Abbotswick, in Brentwood, Essex, is a Roman Catholic diocesan house of prayer. It is set in 16 acres of grounds in a semi-rural location, and provides hospitality to people of all denominations who are seeking day or residential retreats.

B&B £35 per night;


Tabor Carmelite Retreat House, in Preston, Lancashire, is a small Carmelite community that offers counselling and healing.

B&B £30 per night;


Whitchester Christian Guest House, in Hawick, near the Scottish borders, is a comfortable Victorian country house where peace and quiet can be found on individual or group retreats, quiet days, and holidays.

B&B £40 per night;


For those with less than £30 a night to spend, the Bamford Quaker Community, in Derbyshire, has ten acres of reclaimed woodland and organic gardens. The focus is on the spirit-led life and ecological sustainability. It offers B&B from between £15-£30 per person per night: you pay what you discern to be the right amount.


A NUMBER of retreat centres operate on a suggested-donation basis:

All Hallows' House, Norwich, offers space for a time of study, quiet, or private retreat, and also for those visiting the nearby shrine of Julian of Norwich. It has a suggested donation of £40-£45 per 24-hour full-board. Self-catering accommodation is also available for £20 per night.


Buckfast Abbey, in Buckfastleigh, Devon, is a Benedictine monastery with guest quarters. The community opens its doors to individuals who are seeking a retreat; the cost is based on whatever each person can afford.


Edenham Regional House, in Bourne, Lincolnshire, offers hospitality in the context of an Anglican vicarage and family home with retreat accommodation that is separate, quiet, and private. A suggested donation of £22 is invited for B&B, or £32 including lunch. Hawkshead Hill Baptist Church, in Ambleside, Cumbria, has one double guest-room, accessed via a staircase, with kitchen, shower room, and lavatory. Guests are free to make use of the chapel and grounds. A minimum donation of £15 per person per night is requested for this self-catering accommodation.

Katherine House, in Salford, is a small Christian conference centre owned and run by an international congregation of RC Sisters, who welcome people of all faiths and none. There is a suggested donation of £25 for B&B, and £30 for full board. Those on a reduced income are invited to contact the bursar for a further 20-per-cent reduction on rates.


SOME retreat centres can dip into bursary funds on request. It is always worth asking a retreat house if it can offer this.

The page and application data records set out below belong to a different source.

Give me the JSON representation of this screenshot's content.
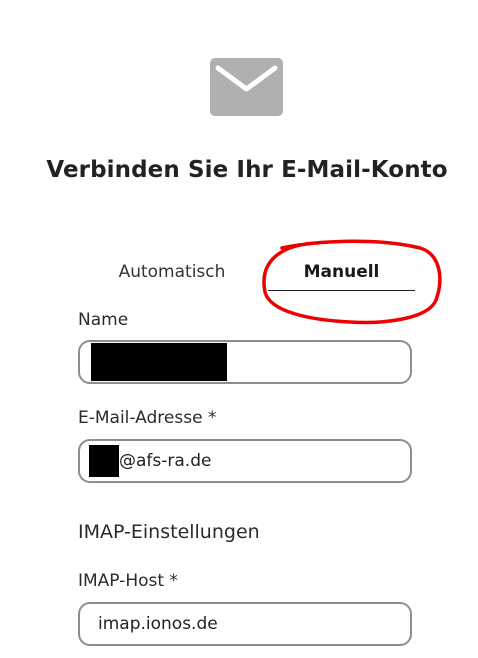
{
  "header": {
    "icon": "mail-icon",
    "title": "Verbinden Sie Ihr E-Mail-Konto"
  },
  "tabs": [
    {
      "label": "Automatisch",
      "selected": false
    },
    {
      "label": "Manuell",
      "selected": true
    }
  ],
  "form": {
    "name": {
      "label": "Name",
      "value": ""
    },
    "email": {
      "label": "E-Mail-Adresse *",
      "value_suffix": "@afs-ra.de"
    },
    "imap_section": "IMAP-Einstellungen",
    "imap_host": {
      "label": "IMAP-Host *",
      "value": "imap.ionos.de"
    }
  },
  "colors": {
    "icon": "#b0b0b0",
    "annotation": "#ee0000",
    "input_border": "#8e8e8e"
  }
}
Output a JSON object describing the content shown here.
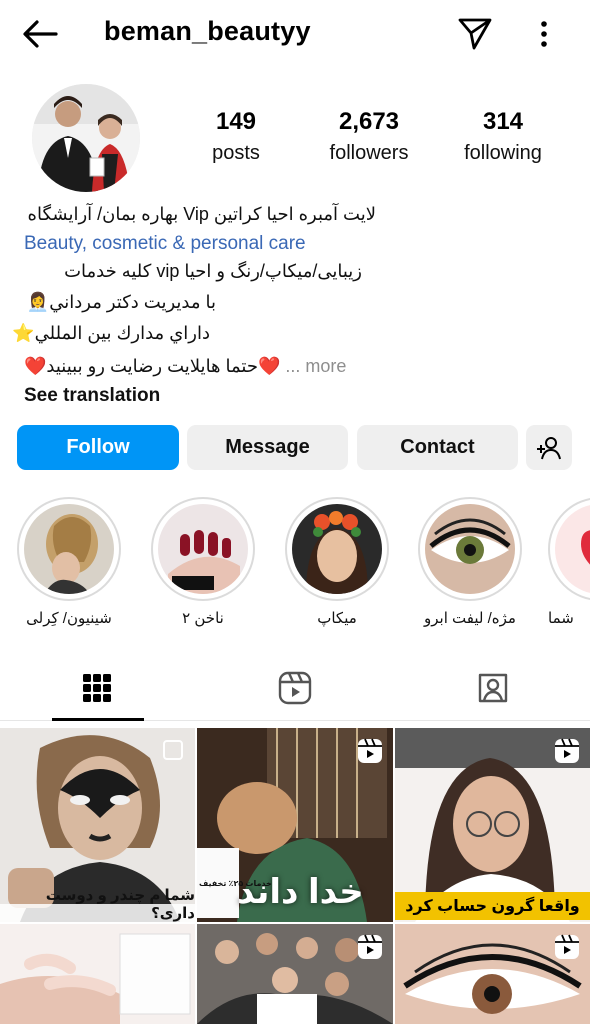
{
  "header": {
    "username": "beman_beautyy",
    "back_icon": "arrow-left-icon",
    "send_icon": "paper-plane-icon",
    "more_icon": "vertical-dots-icon"
  },
  "profile": {
    "stats": [
      {
        "value": "149",
        "label": "posts"
      },
      {
        "value": "2,673",
        "label": "followers"
      },
      {
        "value": "314",
        "label": "following"
      }
    ],
    "bio": {
      "line1": "لایت آمبره احیا کراتین  Vip بهاره بمان/ آرایشگاه",
      "category": "Beauty, cosmetic & personal care",
      "line2": "زیبایی/میکاپ/رنگ و احیا vip کلیه خدمات",
      "line3": "با مدیریت دکتر مرداني",
      "line3_emoji": "👩‍💼",
      "line4": "داراي مدارك بين المللي",
      "line4_emoji": "⭐",
      "line5": "❤️حتما هایلایت رضایت رو ببینید❤️",
      "more": "... more",
      "see_translation": "See translation"
    }
  },
  "actions": {
    "follow": "Follow",
    "message": "Message",
    "contact": "Contact",
    "add_user_icon": "add-person-icon"
  },
  "highlights": [
    {
      "label": "شینیون/ کِرلی"
    },
    {
      "label": "ناخن ۲"
    },
    {
      "label": "میکاپ"
    },
    {
      "label": "مژه/ لیفت ابرو"
    },
    {
      "label": "شما"
    }
  ],
  "tabs": [
    {
      "icon": "grid-icon",
      "active": true
    },
    {
      "icon": "reels-icon",
      "active": false
    },
    {
      "icon": "tagged-icon",
      "active": false
    }
  ],
  "posts": {
    "post1_text": "شما م چندر و دوست داری؟",
    "post2_text": "خدا داند",
    "post3_banner": "واقعا گرون حساب کرد",
    "post2_small": "خدمات ۲۵٪ تخفیف"
  },
  "colors": {
    "primary": "#0095f6",
    "link": "#3a68b5",
    "button_grey": "#efefef"
  }
}
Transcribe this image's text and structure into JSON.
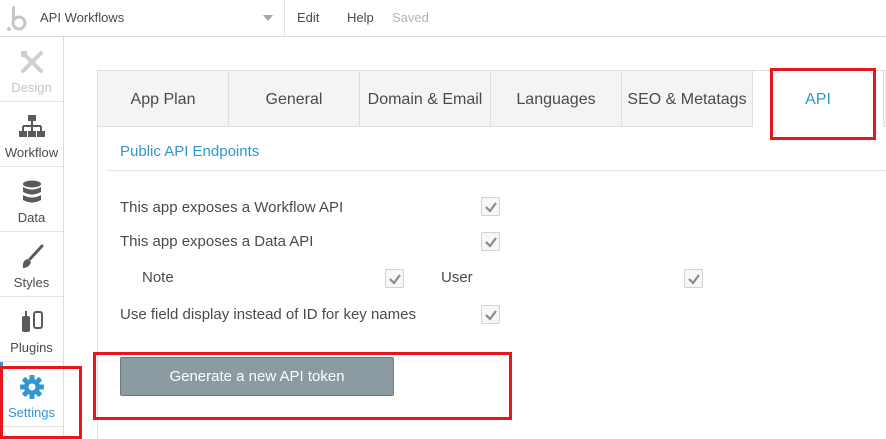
{
  "topbar": {
    "app_name": "API Workflows",
    "menu_edit": "Edit",
    "menu_help": "Help",
    "status": "Saved",
    "logo_icon": "bubble-logo-icon",
    "dropdown_icon": "caret-down-icon"
  },
  "sidebar": {
    "items": [
      {
        "label": "Design",
        "icon": "design-tools-icon",
        "state": "disabled"
      },
      {
        "label": "Workflow",
        "icon": "workflow-tree-icon",
        "state": "normal"
      },
      {
        "label": "Data",
        "icon": "database-icon",
        "state": "normal"
      },
      {
        "label": "Styles",
        "icon": "paint-brush-icon",
        "state": "normal"
      },
      {
        "label": "Plugins",
        "icon": "plug-icon",
        "state": "normal"
      },
      {
        "label": "Settings",
        "icon": "gear-icon",
        "state": "active"
      }
    ]
  },
  "tabs": [
    {
      "label": "App Plan",
      "active": false
    },
    {
      "label": "General",
      "active": false
    },
    {
      "label": "Domain & Email",
      "active": false
    },
    {
      "label": "Languages",
      "active": false
    },
    {
      "label": "SEO & Metatags",
      "active": false
    },
    {
      "label": "API",
      "active": true
    }
  ],
  "api": {
    "section_title": "Public API Endpoints",
    "workflow_api_label": "This app exposes a Workflow API",
    "workflow_api_checked": true,
    "data_api_label": "This app exposes a Data API",
    "data_api_checked": true,
    "data_types": [
      {
        "label": "Note",
        "checked": true
      },
      {
        "label": "User",
        "checked": true
      }
    ],
    "field_display_label": "Use field display instead of ID for key names",
    "field_display_checked": true,
    "generate_button": "Generate a new API token"
  },
  "colors": {
    "accent": "#2f96d1",
    "button_bg": "#8c9ba1",
    "annotation": "#e8141e"
  }
}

Hilfield Friary, near Dorchester, Dorset, is a Franciscan community where life revolves around a daily pattern of worship and prayer in which visitors are invited to share. The community recommends a donation of £40 for a 24-hour stay with full board.


St Beuno's Jesuit Spirituality Centre, in St Asaph, North Wales, offers a wide range of Ignatian and individually guided retreats. A bursary fund, which usually represents 20 per cent of the retreat cost, is available on individual application.


Shepherd's Dene, in Riding Mill, Northumberland, is a comfortable Edwardian country house with a labyrinth, library, and places for quiet meditation. Anglican in its spirituality, it is welcoming to all, and has a discretionary bursary fund.


The Society of Mary and Martha, near Sheldon, in Devon, offers a range of accommodation in converted farm buildings, set in 45 acres on the edge of Dartmoor. It has a particular focus on those in ministry, with a 20-per-cent reduction on the cost of their stay. The Vine, at Mays Farm, in Hullavington, Wiltshire, offers a bursary fund (normally 25 per cent) for clergy and others in full-time Christian ministry. Their hope is that no one will be prevented from staying at the Vine because of cost.


Alison MacTier is the executive director of the Retreat Association. For more information on any of these centres, contact the Retreat Association: phone 01494 569056; email info@; or visit www.retreats.